With the shorter hours of daylight at this time of year, I don't get to see that many birds on my way to and from work.  However, on Monday morning at 6am, as I was walking walking through central Reading on my way to the railway station, there was a grey heron (Ardea cinerea) standing in the river Kennet, just opposite the abbey ruins.  It was perfectly still in the darkness, with its neck extended as if it was watching.  Maybe the light from the street lights is bright enough for it to actually catch fish there at night, I don't know. 

Herons are usually fairly wary of people and I half expected it to fly off as I walked by along the tow path, but it didn't, maybe because I was I was over on the opposite bank.  It also ignored a car moving along the bank near to it, but when the driver got out of the car the heron rose up and flew off slowly upstream.

That part of the river, the shallows on the inside of a bend, must be a fairly popular place for water birds to spend the night: I often see swans, Canada geese, coots, mallard ducks, and occasionally the heron there in the early morning, waiting for daylight to come. 


Niko's Nature by Hans Kruuk

This is an academic biography of Niko Tinbergen, the pioneeer of ethology, the study of animal behaviour.

Tinbergen made his name by devising and carrying out some beautifully simple experiments on nest-finding in wasps and birds, on pecking behaviour in gull chicks, and on aggression between male sticklebacks.  He also seemed to have a real knack for attracting first class students and inspiring them to do first class work.  The names of just a few of his students will show what I mean: Desmond Morris, Richard Dawkins, Aubrey Manning, John Krebs, Marian Stamp Dawkins.  Tinbergen also wrote many popular books and articles on animal behaviour, and even made a few films.

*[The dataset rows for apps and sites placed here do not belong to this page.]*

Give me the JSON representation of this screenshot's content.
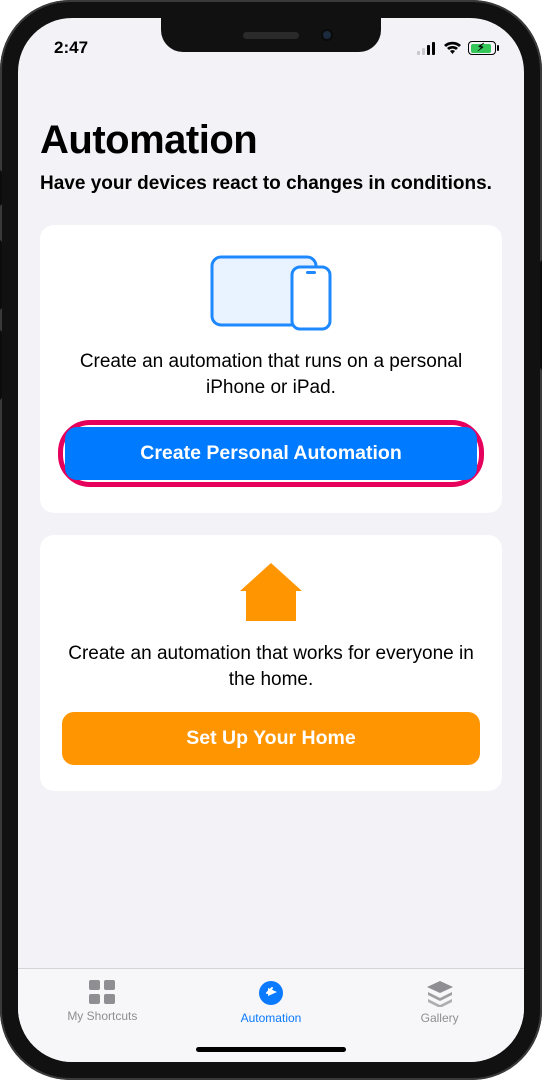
{
  "status": {
    "time": "2:47"
  },
  "header": {
    "title": "Automation",
    "subtitle": "Have your devices react to changes in conditions."
  },
  "cards": {
    "personal": {
      "description": "Create an automation that runs on a personal iPhone or iPad.",
      "button_label": "Create Personal Automation"
    },
    "home": {
      "description": "Create an automation that works for everyone in the home.",
      "button_label": "Set Up Your Home"
    }
  },
  "tabs": {
    "shortcuts": "My Shortcuts",
    "automation": "Automation",
    "gallery": "Gallery"
  }
}
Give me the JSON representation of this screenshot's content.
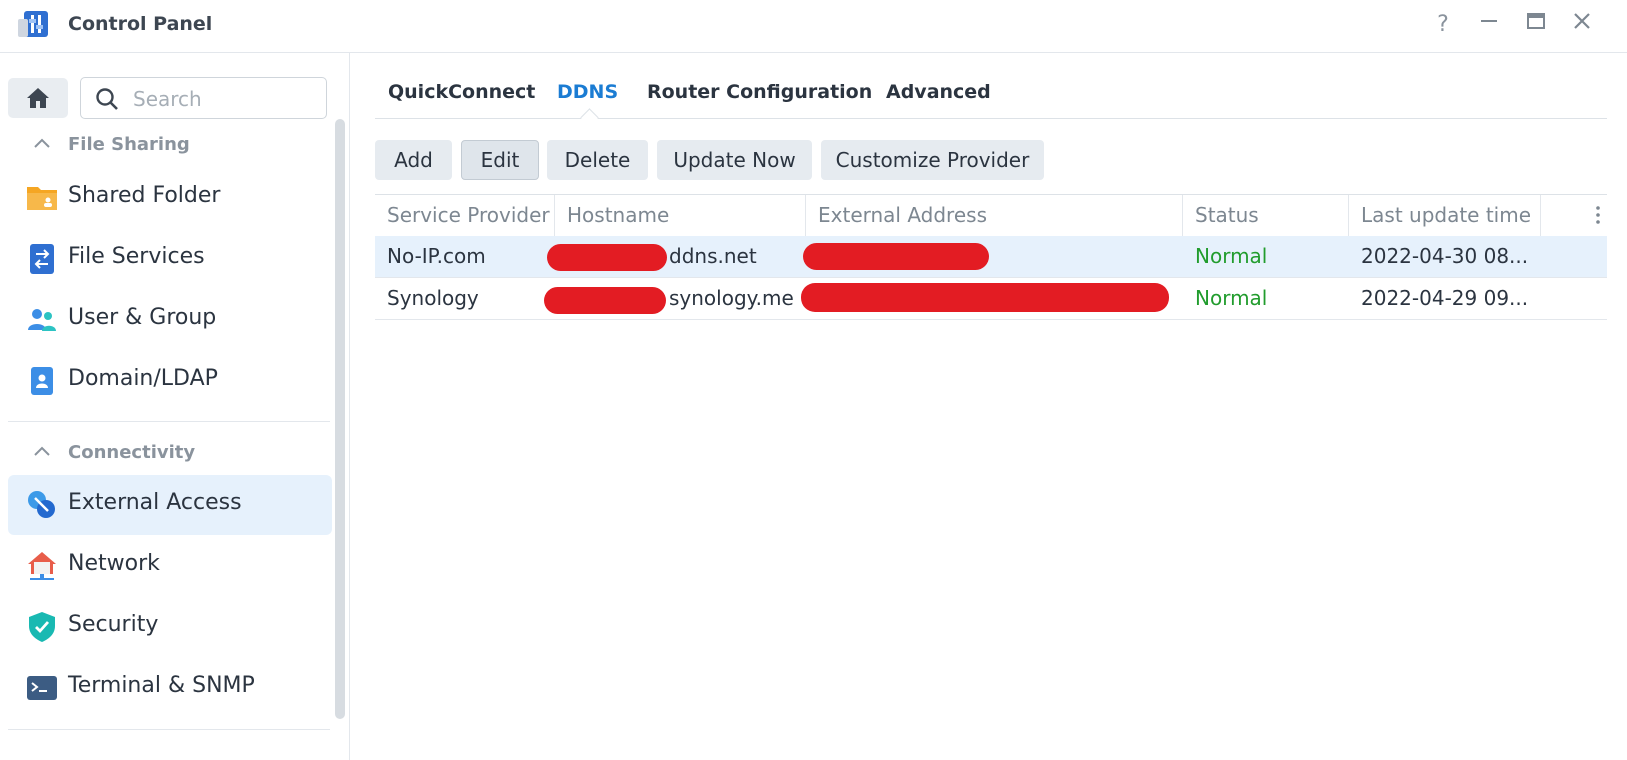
{
  "window": {
    "title": "Control Panel",
    "controls": {
      "help": "?",
      "minimize": "—",
      "maximize": "□",
      "close": "✕"
    }
  },
  "sidebar": {
    "search_placeholder": "Search",
    "sections": [
      {
        "label": "File Sharing",
        "items": [
          "Shared Folder",
          "File Services",
          "User & Group",
          "Domain/LDAP"
        ]
      },
      {
        "label": "Connectivity",
        "items": [
          "External Access",
          "Network",
          "Security",
          "Terminal & SNMP"
        ]
      }
    ],
    "active_item": "External Access"
  },
  "tabs": [
    "QuickConnect",
    "DDNS",
    "Router Configuration",
    "Advanced"
  ],
  "active_tab": "DDNS",
  "toolbar": [
    "Add",
    "Edit",
    "Delete",
    "Update Now",
    "Customize Provider"
  ],
  "table": {
    "columns": [
      "Service Provider",
      "Hostname",
      "External Address",
      "Status",
      "Last update time"
    ],
    "rows": [
      {
        "provider": "No-IP.com",
        "hostname_suffix": "ddns.net",
        "status": "Normal",
        "last_update": "2022-04-30 08..."
      },
      {
        "provider": "Synology",
        "hostname_suffix": "synology.me",
        "status": "Normal",
        "last_update": "2022-04-29 09..."
      }
    ]
  },
  "colors": {
    "accent": "#1b7cd3",
    "status_normal": "#219c2d",
    "redaction": "#e31c23",
    "selected_row": "#e6f1fc"
  }
}
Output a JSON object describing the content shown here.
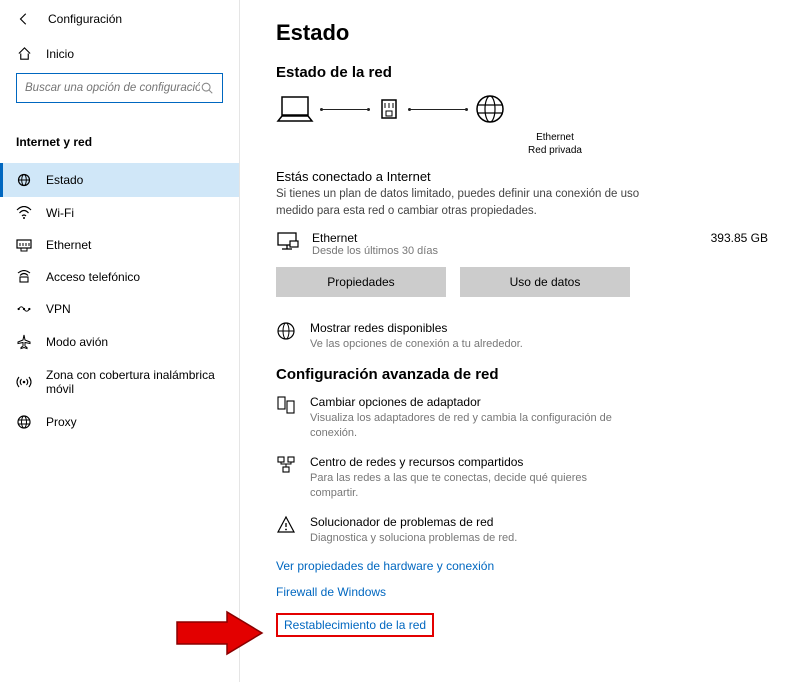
{
  "header": {
    "config_label": "Configuración",
    "home_label": "Inicio"
  },
  "search": {
    "placeholder": "Buscar una opción de configuración"
  },
  "category": "Internet y red",
  "sidebar": {
    "items": [
      {
        "label": "Estado"
      },
      {
        "label": "Wi-Fi"
      },
      {
        "label": "Ethernet"
      },
      {
        "label": "Acceso telefónico"
      },
      {
        "label": "VPN"
      },
      {
        "label": "Modo avión"
      },
      {
        "label": "Zona con cobertura inalámbrica móvil"
      },
      {
        "label": "Proxy"
      }
    ]
  },
  "main": {
    "title": "Estado",
    "net_status_title": "Estado de la red",
    "diagram": {
      "type": "Ethernet",
      "scope": "Red privada"
    },
    "connected_title": "Estás conectado a Internet",
    "connected_desc": "Si tienes un plan de datos limitado, puedes definir una conexión de uso medido para esta red o cambiar otras propiedades.",
    "usage": {
      "name": "Ethernet",
      "period": "Desde los últimos 30 días",
      "value": "393.85 GB"
    },
    "btn_properties": "Propiedades",
    "btn_data_usage": "Uso de datos",
    "show_networks": {
      "title": "Mostrar redes disponibles",
      "desc": "Ve las opciones de conexión a tu alrededor."
    },
    "advanced_title": "Configuración avanzada de red",
    "adv": [
      {
        "title": "Cambiar opciones de adaptador",
        "desc": "Visualiza los adaptadores de red y cambia la configuración de conexión."
      },
      {
        "title": "Centro de redes y recursos compartidos",
        "desc": "Para las redes a las que te conectas, decide qué quieres compartir."
      },
      {
        "title": "Solucionador de problemas de red",
        "desc": "Diagnostica y soluciona problemas de red."
      }
    ],
    "link_hw": "Ver propiedades de hardware y conexión",
    "link_firewall": "Firewall de Windows",
    "link_reset": "Restablecimiento de la red"
  }
}
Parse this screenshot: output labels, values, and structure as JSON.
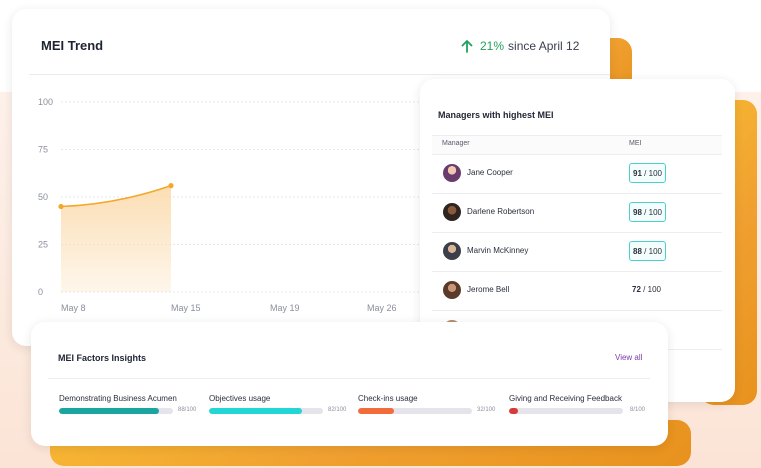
{
  "trend": {
    "title": "MEI Trend",
    "delta_pct": "21%",
    "delta_text": "since April 12",
    "colors": {
      "line": "#f2a92b",
      "fill": "#fbdcb0",
      "delta": "#23a05b"
    }
  },
  "chart_data": {
    "type": "area",
    "x": [
      "May 8",
      "May 15",
      "May 19",
      "May 26"
    ],
    "y_ticks": [
      0,
      25,
      50,
      75,
      100
    ],
    "ylim": [
      0,
      100
    ],
    "series": [
      {
        "values": [
          45,
          56
        ]
      }
    ],
    "grid": true
  },
  "managers": {
    "title": "Managers with highest MEI",
    "col_manager": "Manager",
    "col_mei": "MEI",
    "rows": [
      {
        "name": "Jane Cooper",
        "score": "91",
        "max": "/ 100",
        "highlight": true
      },
      {
        "name": "Darlene Robertson",
        "score": "98",
        "max": "/ 100",
        "highlight": true
      },
      {
        "name": "Marvin McKinney",
        "score": "88",
        "max": "/ 100",
        "highlight": true
      },
      {
        "name": "Jerome Bell",
        "score": "72",
        "max": "/ 100",
        "highlight": false
      }
    ]
  },
  "factors": {
    "title": "MEI Factors Insights",
    "view_all": "View all",
    "items": [
      {
        "label": "Demonstrating Business Acumen",
        "value": 88,
        "value_text": "88/100",
        "color": "#1aa59f"
      },
      {
        "label": "Objectives usage",
        "value": 82,
        "value_text": "82/100",
        "color": "#22d6d6"
      },
      {
        "label": "Check-ins usage",
        "value": 32,
        "value_text": "32/100",
        "color": "#f26b3a"
      },
      {
        "label": "Giving and Receiving Feedback",
        "value": 8,
        "value_text": "8/100",
        "color": "#d83a3a"
      }
    ]
  }
}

However, Tinbergen was somewhat flawed both a scientist and as a person.  He didn't back up his work with the quantitative and statistical arguments that are now thought to be necessary, and he suffered increasingly from clinical depression in the latter half of his career, to the extent that some of his later students hardly ever saw him.  In spite of these flaws, his research group still managed to flourish, apparently largely thanks to his assistant Mike Cullen who looked after his students for him and provided the quantitative expertise that he lacked.  Tinbergen also showed good sense in his reaction to the potentially devastating criticisms of his experiments by the American Danny Lehrman: he invited Lehrman across to Oxford to help sort out what could be salvaged.

In 1973, the value of Tinbergen's work was recognized when he was awarded the Nobel prize for medicine, jointly with his old friend Konrad Lorenz, and Karl von Frisch.  Ten years later, Tinbergen suffered a couple of strokes but these had the fortunate side-effect of curing his depression and so he was able to enjoy himself during his last few years.  He died in 1988.

The relationship between Tinbergen and Lorenz was an interesting one, particularly in how it was affected by their experiences during the war.  In that respect it bears comparison with that between the physicists Niels Bohr and Werner Heisenberg.

A good read if you are interested in biology.  It should inspire you to search out copies of Tinbergen's papers and books.